(Collected data)
_____

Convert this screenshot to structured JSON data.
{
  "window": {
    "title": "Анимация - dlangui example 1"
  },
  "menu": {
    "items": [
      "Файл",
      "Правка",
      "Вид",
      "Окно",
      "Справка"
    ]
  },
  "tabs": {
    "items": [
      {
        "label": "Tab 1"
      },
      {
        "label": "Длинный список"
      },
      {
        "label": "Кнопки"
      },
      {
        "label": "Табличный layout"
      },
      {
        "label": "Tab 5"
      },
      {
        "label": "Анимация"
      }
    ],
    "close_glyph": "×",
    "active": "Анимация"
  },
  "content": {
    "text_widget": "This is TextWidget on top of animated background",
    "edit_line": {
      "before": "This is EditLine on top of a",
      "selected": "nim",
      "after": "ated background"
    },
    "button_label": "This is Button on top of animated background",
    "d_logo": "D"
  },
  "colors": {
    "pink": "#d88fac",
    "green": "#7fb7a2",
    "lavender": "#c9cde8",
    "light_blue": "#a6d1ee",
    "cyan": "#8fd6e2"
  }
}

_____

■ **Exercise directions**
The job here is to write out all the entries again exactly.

■ **Answer to the problem**
Convert this screenshot to structured JSON data.
{
  "window": {
    "title": "Анимация - dlangui example 1"
  },
  "menu": {
    "items": [
      "Файл",
      "Правка",
      "Вид",
      "Окно",
      "Справка"
    ]
  },
  "tabs": {
    "items": [
      {
        "label": "Tab 1"
      },
      {
        "label": "Длинный список"
      },
      {
        "label": "Кнопки"
      },
      {
        "label": "Табличный layout"
      },
      {
        "label": "Tab 5"
      },
      {
        "label": "Анимация"
      }
    ],
    "close_glyph": "×",
    "active": "Анимация"
  },
  "content": {
    "text_widget": "This is TextWidget on top of animated background",
    "edit_line": {
      "before": "This is EditLine on top of a",
      "selected": "nim",
      "after": "ated background"
    },
    "button_label": "This is Button on top of animated background",
    "d_logo": "D"
  },
  "colors": {
    "pink": "#d88fac",
    "green": "#7fb7a2",
    "lavender": "#c9cde8",
    "light_blue": "#a6d1ee",
    "cyan": "#8fd6e2"
  }
}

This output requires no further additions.